Article first published online: 6 MAR 2013
©2013 Foundation Acta Pædiatrica. Published by Blackwell Publishing Ltd
Volume 102, Issue 5, pages 498–503, May 2013
How to Cite
Panasevich, S., Melén, E., Hallberg, J., Bergström, A., Svartengren, M., Pershagen, G. and Nyberg, F. (2013), Investigation of novel genes for lung function in children and their interaction with tobacco smoke exposure: a preliminary report. Acta Paediatrica, 102: 498–503. doi: 10.1111/apa.12204
- Issue published online: 9 APR 2013
- Article first published online: 6 MAR 2013
- Accepted manuscript online: 14 FEB 2013 12:27PM EST
- Manuscript Accepted: 12 FEB 2013
- Manuscript Revised: 20 DEC 2012
- Manuscript Received: 10 MAY 2012
- Swedish Research Council
- Swedish Heart Lung Foundation

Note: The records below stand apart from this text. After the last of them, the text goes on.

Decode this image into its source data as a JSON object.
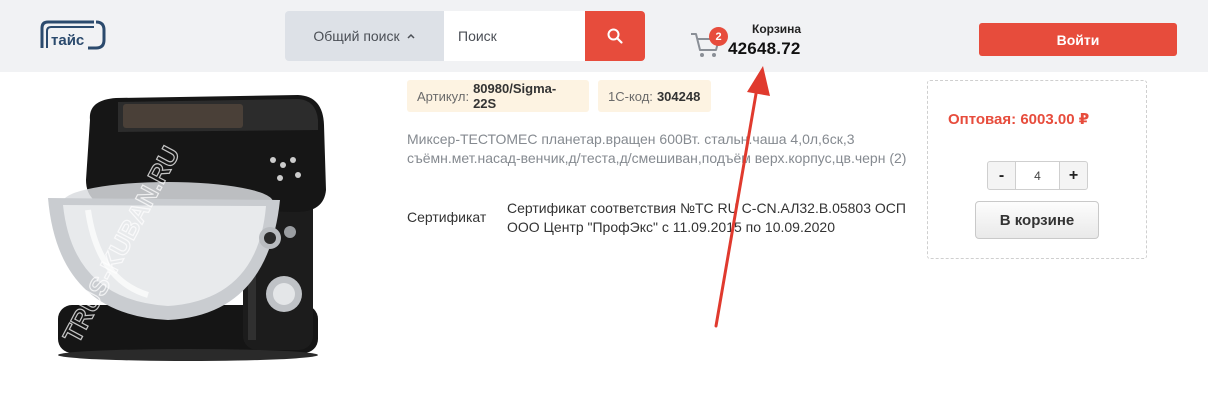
{
  "header": {
    "logo_alt": "логотип",
    "search": {
      "scope_label": "Общий поиск",
      "placeholder": "Поиск"
    },
    "cart": {
      "label": "Корзина",
      "count": "2",
      "total": "42648.72"
    },
    "login_label": "Войти"
  },
  "product": {
    "sku_label": "Артикул:",
    "sku_value": "80980/Sigma-22S",
    "code_label": "1С-код:",
    "code_value": "304248",
    "description": "Миксер-ТЕСТОМЕС планетар.вращен 600Вт. стальн.чаша 4,0л,6ск,3 съёмн.мет.насад-венчик,д/теста,д/смешиван,подъём верх.корпус,цв.черн (2)",
    "certificate_label": "Сертификат",
    "certificate_text": "Сертификат соответствия №ТС RU C-CN.АЛ32.В.05803 ОСП ООО Центр \"ПрофЭкс\" с 11.09.2015 по 10.09.2020",
    "image_watermark": "TRUS-KUBAN.RU"
  },
  "purchase": {
    "price_label": "Оптовая: 6003.00 ₽",
    "quantity": "4",
    "minus_label": "-",
    "plus_label": "+",
    "cart_state_label": "В корзине"
  },
  "colors": {
    "accent": "#e74c3c",
    "header_bg": "#f1f2f4",
    "tag_bg": "#fdf3e2"
  }
}
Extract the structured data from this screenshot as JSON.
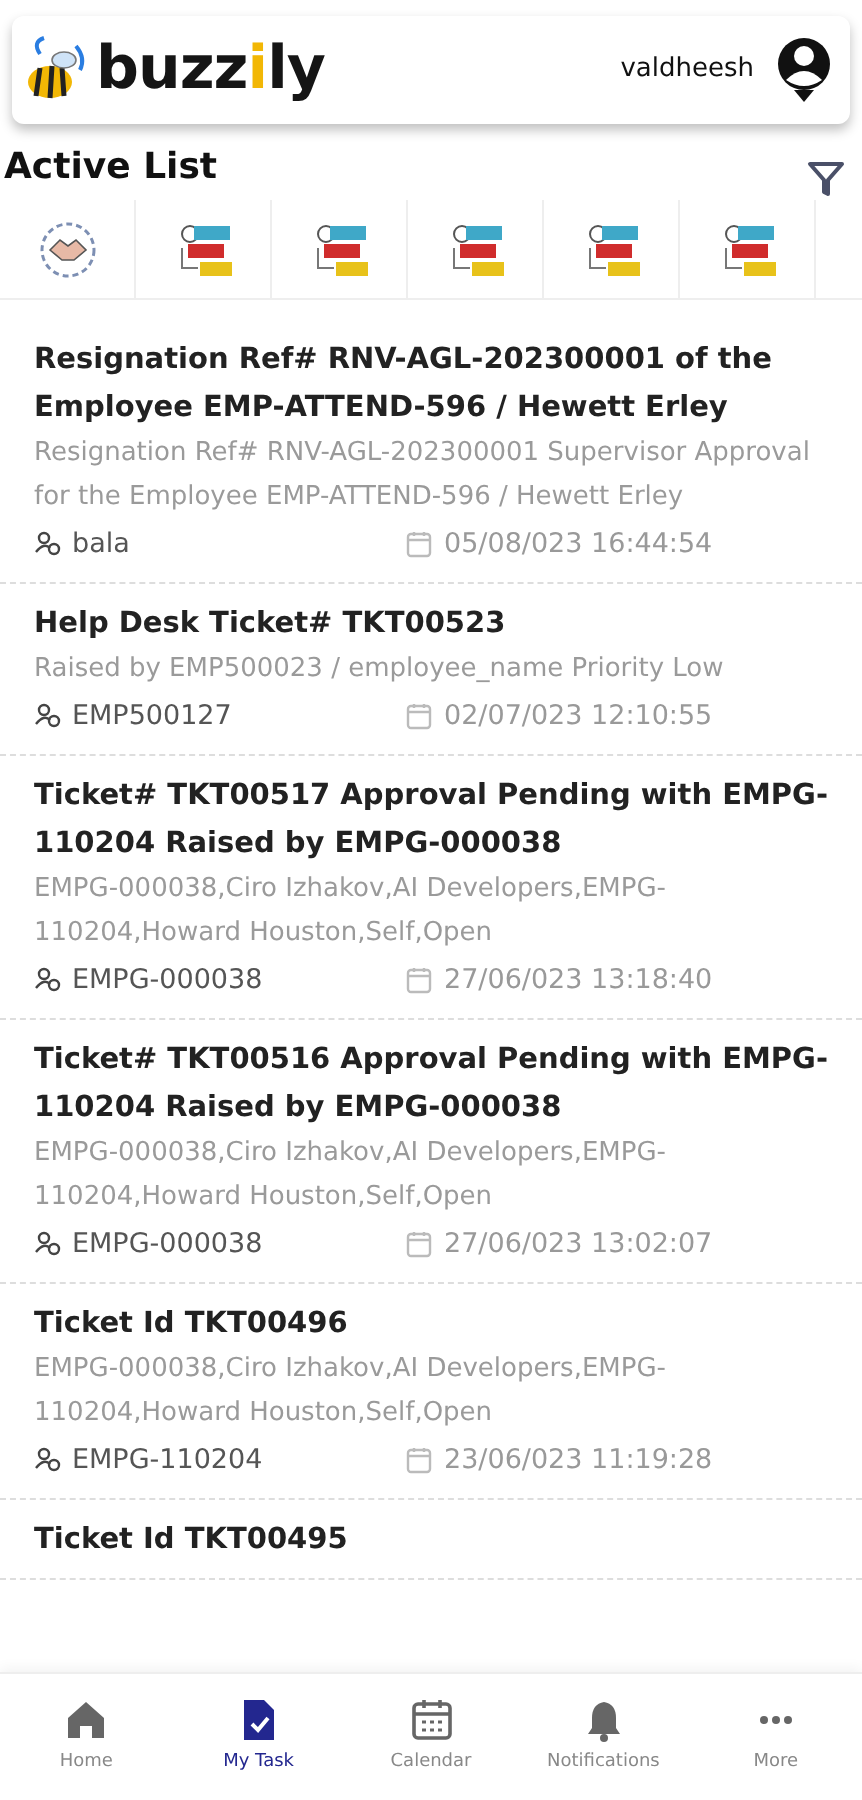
{
  "header": {
    "logo": [
      {
        "text": "buzz",
        "color": "#151515"
      },
      {
        "text": "i",
        "color": "#f2b705"
      },
      {
        "text": "ly",
        "color": "#151515"
      }
    ],
    "username": "valdheesh"
  },
  "section_title": "Active List",
  "categories": [
    {
      "kind": "handshake"
    },
    {
      "kind": "ticket"
    },
    {
      "kind": "ticket"
    },
    {
      "kind": "ticket"
    },
    {
      "kind": "ticket"
    },
    {
      "kind": "ticket"
    }
  ],
  "tasks": [
    {
      "title": "Resignation Ref# RNV-AGL-202300001 of the Employee EMP-ATTEND-596 / Hewett Erley",
      "description": "Resignation Ref# RNV-AGL-202300001 Supervisor Approval for the Employee EMP-ATTEND-596 / Hewett Erley",
      "assignee": "bala",
      "datetime": "05/08/023 16:44:54"
    },
    {
      "title": "Help Desk Ticket# TKT00523",
      "description": "Raised by EMP500023 / employee_name Priority Low",
      "assignee": "EMP500127",
      "datetime": "02/07/023 12:10:55"
    },
    {
      "title": "Ticket# TKT00517 Approval Pending with EMPG-110204 Raised by EMPG-000038",
      "description": "EMPG-000038,Ciro Izhakov,AI Developers,EMPG-110204,Howard Houston,Self,Open",
      "assignee": "EMPG-000038",
      "datetime": "27/06/023 13:18:40"
    },
    {
      "title": "Ticket# TKT00516 Approval Pending with EMPG-110204 Raised by EMPG-000038",
      "description": "EMPG-000038,Ciro Izhakov,AI Developers,EMPG-110204,Howard Houston,Self,Open",
      "assignee": "EMPG-000038",
      "datetime": "27/06/023 13:02:07"
    },
    {
      "title": "Ticket Id TKT00496",
      "description": "EMPG-000038,Ciro Izhakov,AI Developers,EMPG-110204,Howard Houston,Self,Open",
      "assignee": "EMPG-110204",
      "datetime": "23/06/023 11:19:28"
    },
    {
      "title": "Ticket Id TKT00495"
    }
  ],
  "bottom_nav": [
    {
      "kind": "home",
      "label": "Home",
      "selected": false
    },
    {
      "kind": "task",
      "label": "My Task",
      "selected": true
    },
    {
      "kind": "calendar",
      "label": "Calendar",
      "selected": false
    },
    {
      "kind": "bell",
      "label": "Notifications",
      "selected": false
    },
    {
      "kind": "more",
      "label": "More",
      "selected": false
    }
  ]
}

- strategic research programme in epidemiology
- Gene–environment interaction;
- Lung function;
- Tobacco smoke
To replicate newly reported single nucleotide polymorphism (SNP) associations with adult lung function in a cohort of children and to investigate interactions with tobacco smoke exposure on lung function.
Of 37 reported SNPs in adults, 21 were available in our genome-wide association study data set, either directly genotyped or as proxy SNPs. We tested for association with lung function (FEV1, FVC, FEV1/FVC%) in 8-year-old children and analysed interaction with tobacco smoke exposure both prenatally and/or during infancy, as well as at the age of 8 years.
SNPs in TNS1, ADAM19, THSD4 and ADCY2 showed significant association with lung function in children, although ADCY2 variants not in the expected direction. For example, variant allele A in THSD4 rs12899618 was associated with 50.2 mL higher FEV1 (p = 0.007) and variant allele C in ADAM19 rs2277027 with 1% unit lower FEV1/FVC% (p = 0.03) per allele. DAAM2 rs2395730 showed interaction with current tobacco smoke exposure, with variant C allele associated with 1.3% unit decrease in FEV1/FVC% in exposed children, but not in unexposed (p for interaction 0.04).
Our data replicate in children an association for TNS1, ADAM19, THSD4 and ADCY2 gene variants with lung function and suggest that interaction with tobacco smoke exposure may be of importance.